The American Turner Topics, published since 1936, is the newsletter of the American Turners. The Turner movement, begun in Germany in 1811, stresses physical fitness and German culture. German immigrants brought the movement to the United States in the 1840s and in 1850 established a national Turner association that is today known as the American Turners. The newsletter contains reports on the activities of the national organization and of individual Turner societies, obituaries of Turner members, and articles about Turner history and philosophy.
The American Turners is a national German-American organization founded in 1850 by German immigrants. The American Turners advocated a liberal political philosophy, protected the political rights of German-Americans, and promoted the preservation of German culture. Strong believers in physical fitness, the American Turners lobbied to have physical education made a part of the educational curriculum in public schools.
In 1893 members of the Indianapolis German-American community living on the south side of Indianapolis broke away from the Indianapolis Socialer Turnverein to form the Indianapolis South Side Turners. This organization stressed physical fitness and the preservation of German culture and was a social and cultural center for German-Americans in the southern part of the city. In 1900 the South Side Turners built their hall, equipped with a gymnasium and meeting rooms, at 306 Prospect Street. The group sold the building in 1977 and today is based in German Park on South Meridian Street.
The Athenaeum Turners is a German-American organization founded in 1851 as the Indianapolis Turngemeinde. Its original emphasis was on promoting physical fitness and intellectual development, advancing the political interests of German-Americans, and preserving German culture. The Athenaeum, the Turners' home since its opening in 1893, served as a gathering place for the Indianapolis German-American community, and members of the Athenaeum Turners were prominent leaders in the political, business, educational, and cultural life of the city.
During the American Civil War (1861-1865), Indiana Governor Oliver P.Morton's staff recorded thousands of the governor's incoming andoutgoing telegrams in small, bound books. The governor and his staffcommunicated by telegraph with the highest and most prominentgovernment and military leaders in the North, including PresidentAbraham Lincoln and Secretary of War Edwin M. Stanton. Researchers willfind many uses of these messages. Historians studying politics andmilitary planning at the highest levels of federal and state governmentduring the Civil War will find many important communications. Personsstudying the organization and actions of Indiana volunteer regimentsand batteries will gain useful insights. Biographers, local historians,and genealogists will all learn much from consulting these records.
eArchives is an open access repository designed to store, preserve and provide access to the digital materials collected by the IUPUI University Library's Ruth Lilly Special Collections and Archives.
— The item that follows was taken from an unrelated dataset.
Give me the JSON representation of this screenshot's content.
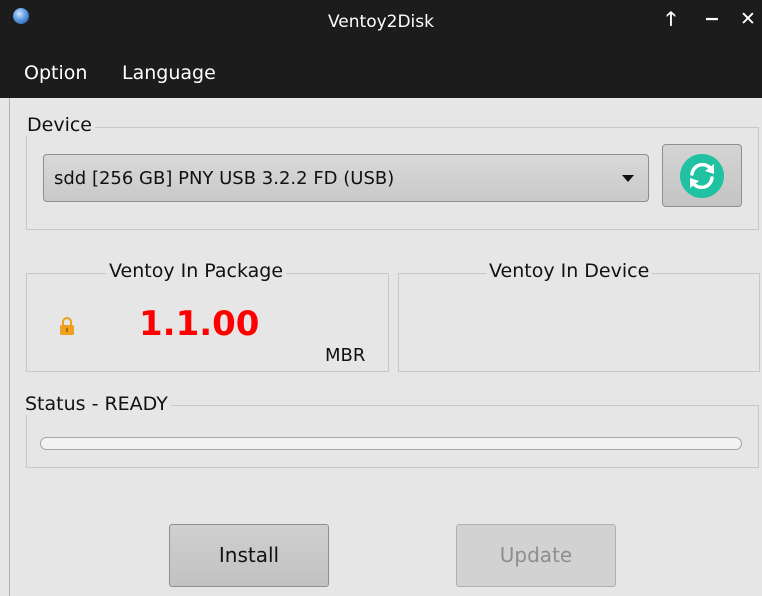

The two main areas of emphasis are:
- IUPUI University eArchives documenting the publications and resources of this urban university
- Philanthropy eArchives documenting the scholarship and publications of the nonprofit sector.
The Indiana Historical Society (IHS) and Indiana University/Purdue University at Indianapolis (IUPUI) collaborated to establish this digital project pertaining to Flanner House. The approximately 5,000 digitized objects consist of photographic, manuscript, artifact, and printed images from the IHS and IUPUI Flanner House collections and several items related to Flanner House from various collections at the two repositories.
FOLIO (FOundation LIterature Online) is an online digital repository of foundation-sponsored research reports and publications covering the full scope of philanthropic activity. FOLIO, a project of the Foundation Center and the IUPUI University Library’s Ruth Lilly Special Collections and Archives, preserves and makes accessible material indexed in the Foundation Center’s PubHub .
The Indianapolis Maennerchor (men's choir), established in 1854 by German immigrants, is one of the oldest continuously active singing societies in the United States. The Maennerchor was an important organization in the early cultural life of Indianapolis, sponsoring musical events of national importance and bringing prominent singers and musicians to the city.
In 1893 members of the Indianapolis German-American community living on the south side of Indianapolis broke away from the Indianapolis Socialer Turnverein to form the Indianapolis South Side Turners. This organization stressed physical fitness and the preservation of German culture and was a social and cultural center for German-Americans in the southern part of the city. In 1900 the South Side Turners built their hall, equipped with a gymnasium and meeting rooms, at 306 Prospect Street. The group sold the building in 1977 and today is based in German Park on South Meridian Street. These photographs are part of the Indianapolis South Side Turners Records held by the IUPUI University Library Ruth Lilly Special Collections and Archives.
This collection of digital images visually represents IUPUI's history and development as a teaching facility, an academic institution, a continually transforming campus, and a group of ever growing students, faculty, and staff.